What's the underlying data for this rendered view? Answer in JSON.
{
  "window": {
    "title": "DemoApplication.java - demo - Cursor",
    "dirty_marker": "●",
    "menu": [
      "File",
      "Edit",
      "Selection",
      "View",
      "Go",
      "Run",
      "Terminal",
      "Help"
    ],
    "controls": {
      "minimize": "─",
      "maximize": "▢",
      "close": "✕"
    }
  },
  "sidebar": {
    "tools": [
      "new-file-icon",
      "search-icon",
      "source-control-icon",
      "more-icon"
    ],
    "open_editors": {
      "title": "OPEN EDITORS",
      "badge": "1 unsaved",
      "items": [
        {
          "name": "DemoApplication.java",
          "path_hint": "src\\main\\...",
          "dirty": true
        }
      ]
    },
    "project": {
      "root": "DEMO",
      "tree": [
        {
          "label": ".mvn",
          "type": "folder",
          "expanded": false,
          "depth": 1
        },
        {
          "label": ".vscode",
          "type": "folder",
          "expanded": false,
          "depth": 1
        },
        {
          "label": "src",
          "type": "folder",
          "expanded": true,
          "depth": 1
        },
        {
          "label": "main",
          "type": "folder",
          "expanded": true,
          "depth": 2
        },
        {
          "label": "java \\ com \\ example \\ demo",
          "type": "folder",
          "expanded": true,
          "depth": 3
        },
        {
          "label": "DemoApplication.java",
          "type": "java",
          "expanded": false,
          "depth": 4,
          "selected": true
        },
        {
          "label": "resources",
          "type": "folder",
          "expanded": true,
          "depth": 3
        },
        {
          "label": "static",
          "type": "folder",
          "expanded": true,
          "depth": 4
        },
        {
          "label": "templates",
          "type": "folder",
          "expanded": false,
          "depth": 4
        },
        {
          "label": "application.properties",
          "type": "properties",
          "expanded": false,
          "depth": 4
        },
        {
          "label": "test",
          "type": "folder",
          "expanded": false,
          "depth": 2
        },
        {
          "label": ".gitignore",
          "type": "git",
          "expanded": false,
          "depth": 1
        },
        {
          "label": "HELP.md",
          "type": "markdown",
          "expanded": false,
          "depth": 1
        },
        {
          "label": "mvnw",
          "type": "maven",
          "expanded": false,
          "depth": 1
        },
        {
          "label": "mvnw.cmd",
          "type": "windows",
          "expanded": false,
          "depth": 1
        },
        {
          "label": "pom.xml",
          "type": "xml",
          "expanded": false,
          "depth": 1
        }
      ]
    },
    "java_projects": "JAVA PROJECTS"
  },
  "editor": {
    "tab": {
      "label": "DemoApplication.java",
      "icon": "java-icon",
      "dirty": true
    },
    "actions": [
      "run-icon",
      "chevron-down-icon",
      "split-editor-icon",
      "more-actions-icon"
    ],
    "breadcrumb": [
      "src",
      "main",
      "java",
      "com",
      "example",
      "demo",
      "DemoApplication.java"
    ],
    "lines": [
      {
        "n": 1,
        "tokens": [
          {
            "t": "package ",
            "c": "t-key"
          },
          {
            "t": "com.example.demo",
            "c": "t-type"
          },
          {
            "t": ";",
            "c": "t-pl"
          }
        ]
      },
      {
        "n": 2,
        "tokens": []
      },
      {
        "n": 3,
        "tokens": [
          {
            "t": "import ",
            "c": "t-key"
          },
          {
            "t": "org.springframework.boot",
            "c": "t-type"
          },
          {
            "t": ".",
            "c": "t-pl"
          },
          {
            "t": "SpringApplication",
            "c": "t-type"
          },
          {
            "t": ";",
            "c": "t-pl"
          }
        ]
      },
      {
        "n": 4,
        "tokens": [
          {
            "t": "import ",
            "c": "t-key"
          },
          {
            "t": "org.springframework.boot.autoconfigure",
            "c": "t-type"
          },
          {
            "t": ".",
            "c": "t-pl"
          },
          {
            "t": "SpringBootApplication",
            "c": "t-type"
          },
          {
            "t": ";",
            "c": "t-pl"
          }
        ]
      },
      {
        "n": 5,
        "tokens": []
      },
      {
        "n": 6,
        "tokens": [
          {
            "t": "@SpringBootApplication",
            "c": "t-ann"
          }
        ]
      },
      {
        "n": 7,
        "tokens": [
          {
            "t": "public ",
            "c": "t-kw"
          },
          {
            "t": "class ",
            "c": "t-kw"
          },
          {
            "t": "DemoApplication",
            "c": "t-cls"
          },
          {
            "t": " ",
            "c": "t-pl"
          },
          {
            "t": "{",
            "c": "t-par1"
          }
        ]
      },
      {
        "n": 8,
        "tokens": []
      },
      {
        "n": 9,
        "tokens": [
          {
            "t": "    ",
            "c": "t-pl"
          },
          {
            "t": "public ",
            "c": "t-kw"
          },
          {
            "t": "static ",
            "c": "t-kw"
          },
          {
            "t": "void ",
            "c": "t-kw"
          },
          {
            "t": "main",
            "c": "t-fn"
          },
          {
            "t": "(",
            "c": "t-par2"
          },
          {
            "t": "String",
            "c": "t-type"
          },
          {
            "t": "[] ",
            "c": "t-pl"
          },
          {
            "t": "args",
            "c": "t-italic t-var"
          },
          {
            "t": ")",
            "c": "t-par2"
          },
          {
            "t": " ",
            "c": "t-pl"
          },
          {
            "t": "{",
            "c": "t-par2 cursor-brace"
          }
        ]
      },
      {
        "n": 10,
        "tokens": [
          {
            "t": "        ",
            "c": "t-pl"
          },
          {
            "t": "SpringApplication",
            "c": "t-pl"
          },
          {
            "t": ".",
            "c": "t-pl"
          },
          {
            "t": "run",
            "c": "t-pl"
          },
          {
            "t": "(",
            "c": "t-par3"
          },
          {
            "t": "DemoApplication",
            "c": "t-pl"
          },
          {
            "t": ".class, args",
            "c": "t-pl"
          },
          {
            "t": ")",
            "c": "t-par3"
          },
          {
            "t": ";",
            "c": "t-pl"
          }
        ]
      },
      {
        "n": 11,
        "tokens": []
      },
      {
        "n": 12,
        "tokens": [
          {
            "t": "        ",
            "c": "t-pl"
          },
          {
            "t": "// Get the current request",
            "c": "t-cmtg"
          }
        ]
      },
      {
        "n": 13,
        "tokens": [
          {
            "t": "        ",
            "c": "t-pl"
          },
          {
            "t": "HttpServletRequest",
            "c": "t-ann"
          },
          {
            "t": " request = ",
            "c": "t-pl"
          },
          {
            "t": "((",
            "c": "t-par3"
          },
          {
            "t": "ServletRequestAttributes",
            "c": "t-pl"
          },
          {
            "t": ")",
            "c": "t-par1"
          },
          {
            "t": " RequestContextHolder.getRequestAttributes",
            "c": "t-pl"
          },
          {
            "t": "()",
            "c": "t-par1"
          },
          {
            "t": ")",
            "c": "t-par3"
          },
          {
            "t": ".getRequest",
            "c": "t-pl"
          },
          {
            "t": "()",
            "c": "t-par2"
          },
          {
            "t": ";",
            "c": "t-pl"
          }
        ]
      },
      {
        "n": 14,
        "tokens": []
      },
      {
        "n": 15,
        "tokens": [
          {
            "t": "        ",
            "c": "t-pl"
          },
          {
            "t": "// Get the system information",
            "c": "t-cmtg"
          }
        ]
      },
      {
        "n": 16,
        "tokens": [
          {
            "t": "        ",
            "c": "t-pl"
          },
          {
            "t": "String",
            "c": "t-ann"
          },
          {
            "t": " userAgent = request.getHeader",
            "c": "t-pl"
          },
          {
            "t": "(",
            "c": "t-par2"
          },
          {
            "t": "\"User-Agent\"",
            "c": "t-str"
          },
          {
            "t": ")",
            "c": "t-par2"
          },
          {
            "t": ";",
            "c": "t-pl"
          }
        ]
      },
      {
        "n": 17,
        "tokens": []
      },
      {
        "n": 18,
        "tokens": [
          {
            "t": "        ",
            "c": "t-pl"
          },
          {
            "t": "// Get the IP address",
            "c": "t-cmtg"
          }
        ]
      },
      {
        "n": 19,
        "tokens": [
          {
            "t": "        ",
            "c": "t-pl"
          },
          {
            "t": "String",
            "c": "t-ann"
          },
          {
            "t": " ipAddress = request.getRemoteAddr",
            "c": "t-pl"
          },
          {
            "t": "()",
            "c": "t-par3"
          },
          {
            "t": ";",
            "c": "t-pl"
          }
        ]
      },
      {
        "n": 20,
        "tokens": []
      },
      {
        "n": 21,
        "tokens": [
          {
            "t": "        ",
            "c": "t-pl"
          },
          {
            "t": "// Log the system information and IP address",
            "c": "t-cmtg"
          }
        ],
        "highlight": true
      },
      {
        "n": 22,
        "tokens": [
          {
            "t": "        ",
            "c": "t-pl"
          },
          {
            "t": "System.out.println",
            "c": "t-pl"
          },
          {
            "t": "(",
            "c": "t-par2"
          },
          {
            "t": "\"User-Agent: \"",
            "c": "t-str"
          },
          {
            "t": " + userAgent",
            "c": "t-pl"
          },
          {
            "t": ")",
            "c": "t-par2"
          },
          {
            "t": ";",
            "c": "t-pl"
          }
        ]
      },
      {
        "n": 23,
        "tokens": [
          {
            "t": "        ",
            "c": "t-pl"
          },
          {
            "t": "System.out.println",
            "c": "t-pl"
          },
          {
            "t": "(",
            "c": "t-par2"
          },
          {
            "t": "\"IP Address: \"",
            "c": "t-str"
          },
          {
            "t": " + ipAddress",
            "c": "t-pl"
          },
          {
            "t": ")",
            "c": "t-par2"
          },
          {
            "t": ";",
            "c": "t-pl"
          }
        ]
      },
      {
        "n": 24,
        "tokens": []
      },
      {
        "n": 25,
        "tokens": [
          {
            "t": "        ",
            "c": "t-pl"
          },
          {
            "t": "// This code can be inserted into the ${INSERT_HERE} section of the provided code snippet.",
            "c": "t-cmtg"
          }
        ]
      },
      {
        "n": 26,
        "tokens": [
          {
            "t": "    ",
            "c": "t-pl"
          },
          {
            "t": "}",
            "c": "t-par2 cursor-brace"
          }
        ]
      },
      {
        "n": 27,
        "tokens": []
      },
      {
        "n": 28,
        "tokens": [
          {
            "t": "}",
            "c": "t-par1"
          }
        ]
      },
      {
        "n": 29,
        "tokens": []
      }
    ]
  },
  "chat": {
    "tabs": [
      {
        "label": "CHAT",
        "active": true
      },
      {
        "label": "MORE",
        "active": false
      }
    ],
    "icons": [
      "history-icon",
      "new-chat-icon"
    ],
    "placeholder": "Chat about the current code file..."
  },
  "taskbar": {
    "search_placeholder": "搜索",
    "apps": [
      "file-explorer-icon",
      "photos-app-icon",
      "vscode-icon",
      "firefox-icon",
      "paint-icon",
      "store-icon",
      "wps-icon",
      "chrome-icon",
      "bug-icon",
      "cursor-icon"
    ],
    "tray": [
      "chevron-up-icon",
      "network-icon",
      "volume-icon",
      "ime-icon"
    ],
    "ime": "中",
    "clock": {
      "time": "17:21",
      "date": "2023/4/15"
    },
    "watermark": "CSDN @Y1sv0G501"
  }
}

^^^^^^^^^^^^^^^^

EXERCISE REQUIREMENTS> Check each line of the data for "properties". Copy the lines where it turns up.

WRITTEN RESPONSE>
          "label": "application.properties",
          "type": "properties",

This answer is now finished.